May 21, 2013
The list of antidepressants that can cause sudden death is growing exponentially, with citalopram – under the brand names Celexa and Cipramil – the latest such drug to be added, according to a new study.
The research, published recently in the British Medical Journal, revealed that the drug tends to cause a lengthening of the Q-T interval, a part of the cycle of heart beat measured by an electrocardiogram, or what is more commonly known as an EKG or ECG. Indeed, a number of drugs are known for creating this phenomenon, the most notable among them being methadone, which has been documented as causing sudden death in some patients, especially when dosages are increased too rapidly.
“There are no symptoms indicating a risk. A perfectly normal person will literally drop dead,” writes Heidi Stevenson at GaiaHealth.com.
A silent killer
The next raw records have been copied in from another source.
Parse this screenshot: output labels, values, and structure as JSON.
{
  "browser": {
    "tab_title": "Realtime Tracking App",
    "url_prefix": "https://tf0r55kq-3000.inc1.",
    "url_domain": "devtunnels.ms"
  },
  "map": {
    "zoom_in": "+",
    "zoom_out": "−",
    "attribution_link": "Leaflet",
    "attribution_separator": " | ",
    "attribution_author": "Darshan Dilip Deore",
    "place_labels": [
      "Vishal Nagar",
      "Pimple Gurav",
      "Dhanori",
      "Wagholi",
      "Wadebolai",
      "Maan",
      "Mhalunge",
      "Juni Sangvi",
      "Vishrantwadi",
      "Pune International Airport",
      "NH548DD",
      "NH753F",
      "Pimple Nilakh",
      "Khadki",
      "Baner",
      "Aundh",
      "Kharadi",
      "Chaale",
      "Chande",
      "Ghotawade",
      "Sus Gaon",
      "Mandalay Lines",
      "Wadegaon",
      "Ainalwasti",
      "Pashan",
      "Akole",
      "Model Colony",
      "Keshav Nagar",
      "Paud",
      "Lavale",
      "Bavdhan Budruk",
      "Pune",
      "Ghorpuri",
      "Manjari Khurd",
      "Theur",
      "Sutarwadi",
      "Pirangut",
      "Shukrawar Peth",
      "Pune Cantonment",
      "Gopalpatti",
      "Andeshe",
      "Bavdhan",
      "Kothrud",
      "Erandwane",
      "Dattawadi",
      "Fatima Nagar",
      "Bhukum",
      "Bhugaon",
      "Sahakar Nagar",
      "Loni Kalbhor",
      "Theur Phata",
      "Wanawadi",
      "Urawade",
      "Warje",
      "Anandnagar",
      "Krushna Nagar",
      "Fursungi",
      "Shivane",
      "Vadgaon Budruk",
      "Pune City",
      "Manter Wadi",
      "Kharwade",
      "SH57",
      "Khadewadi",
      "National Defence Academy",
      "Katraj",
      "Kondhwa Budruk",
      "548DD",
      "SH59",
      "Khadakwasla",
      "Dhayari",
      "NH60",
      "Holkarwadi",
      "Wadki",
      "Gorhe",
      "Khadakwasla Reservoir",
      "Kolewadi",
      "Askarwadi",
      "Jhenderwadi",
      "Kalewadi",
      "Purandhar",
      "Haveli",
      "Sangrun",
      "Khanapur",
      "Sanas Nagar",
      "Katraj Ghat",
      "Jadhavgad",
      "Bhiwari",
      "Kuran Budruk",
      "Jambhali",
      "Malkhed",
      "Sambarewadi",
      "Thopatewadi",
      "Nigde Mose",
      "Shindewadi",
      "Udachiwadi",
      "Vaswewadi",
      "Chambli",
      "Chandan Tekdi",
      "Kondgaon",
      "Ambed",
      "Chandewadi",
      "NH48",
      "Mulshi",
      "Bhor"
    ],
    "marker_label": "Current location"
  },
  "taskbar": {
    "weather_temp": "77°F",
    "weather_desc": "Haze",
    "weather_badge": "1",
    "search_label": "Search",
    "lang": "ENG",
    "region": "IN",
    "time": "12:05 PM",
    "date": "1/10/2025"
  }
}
The heartbeat is regulated by a series of electrical pulses, and key points of the pattern printed on an EKG are labeled P, Q, R, S, T. If the time between the Q and T waves is lengthened, it is referred to as “Q-T elongation,” or a prolonged Q-T segment; the only way to know if it is occurring; however, is with an EKG.
“There are generally no external clues, so outside of testing, you would have no way of knowing that you’ve been affected,” Stevenson writes.
Researchers, in their report, were specific about the risk of sudden death associated with Celexa; the larger the dose, the greater the risk. Also, they noted that the Food and Drug Administration has said, “Citalopram causes dose-dependent QT interval prolongation. Citalopram should no longer be prescribed at doses greater than 40 mg per day.”